Like some of the best American psycho-thrillers, Honeymoon had me squirming in my seat as the plot gradually unfolded and Benda’s motives were gradually revealed. However, he is not a cartoonish psycho villain at all, and the final revelation is shocking and terribly sad. It ends up in the realm of Force Majeure, the merciless black comedy where a newly-revealed facet of a husband’s nature alters his family’s perception of him irrevocably.
Hřebejk is no stranger to working with dark material – this is the guy who successfully made a comedy about hiding a Jewish guy from the Nazis – but this is some of his darkest work. As usual, he takes his time to unpack the challenging themes of Petr Jarchovský’s screenplay and lets his cast get on with putting some terrific performances on film. Meanwhile, cinematographer Martin Strba puts a high gloss on the package with some great camerawork and some lovely magic-hour stuff as the day fades into the evening.
The three main leads of Geislerová, Majer and Černý are all superb, each with moments to shine in a script that would work almost as well as an intimate, three-handed stage play. Geislerová is just about the pick of the trio with her usual combination of brittleness and vulnerability, while Černý, in an understated performance, reveal oceans of sorrow beneath his character’s stooping, shambling, amiable exterior. There is one centrepiece scene between him and Geislerová that is a real showstopper acting-wise as he painfully reveals the secret to the disbelieving bride.
Majer doesn’t seem to have much to do initially. At first glance, Radim appears to be a happy, laidback, handsome guy who is popular with everyone. Yet as his past indiscretions are dragged up, his true character begins to reveal itself.

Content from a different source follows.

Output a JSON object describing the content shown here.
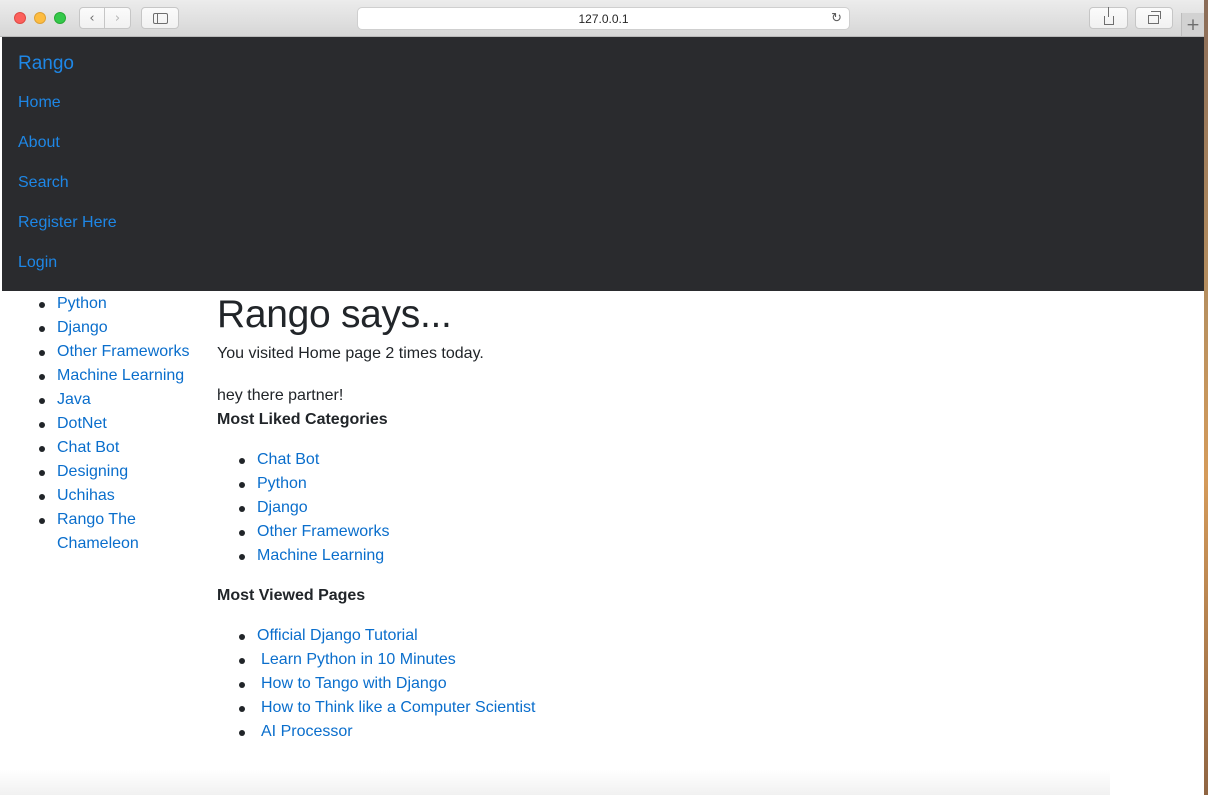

Of the supporting cast, it is worth mentioning Kristýna Nováková and David Máj as Tereza’s sister Renata and her foolish husband Milan, putting in some very solid supporting work as the couple who provide the new bride with an ominous forewarning about the perils of married life.
Some English-language reviews took issue with how homosexuality is presented in the film, but I thought it was far from the Creepy-Gay-Guy-is-Bad movie that some reviewers seemed to think. Jan Benda is by far the most sympathetic character in the film and the screenplay carefully explores how homophobia is still latent in society. The wedding guests pick up on Benda’s otherness early on, and Renata points out to Tereza that he must be gay due to his mannerisms and the way he talks. However, they initially have no problem with him entertaining the kids while they get to eat and drink and enjoy their day.
Only later on, as the reason for his presence is revealed, do people react negatively and start seeing him as a danger to children, specifically to Radim’s son. That’s when the homophobic slurs start flying as the story powers towards its inevitable confrontation. However, I think fears for the boy’s safety are real and understandable once the true manner of Radim and Benda’s past association is known, and it certainly doesn’t just boil down to: he’s gay so he must be a threat to kids. The casual homophobia of the film’s straight characters is far more layered and nuanced than that.
Honeymoon is a thoughtful and grown-up film, one that might cause some awkward conversations with your other half during the post-movie discussion. It might not be a comfortable watch, but it certainly is a gripping one.
Honeymoon is showing on Czech Netflix at the time of writing. This article was first published by the Prague Daily Monitor.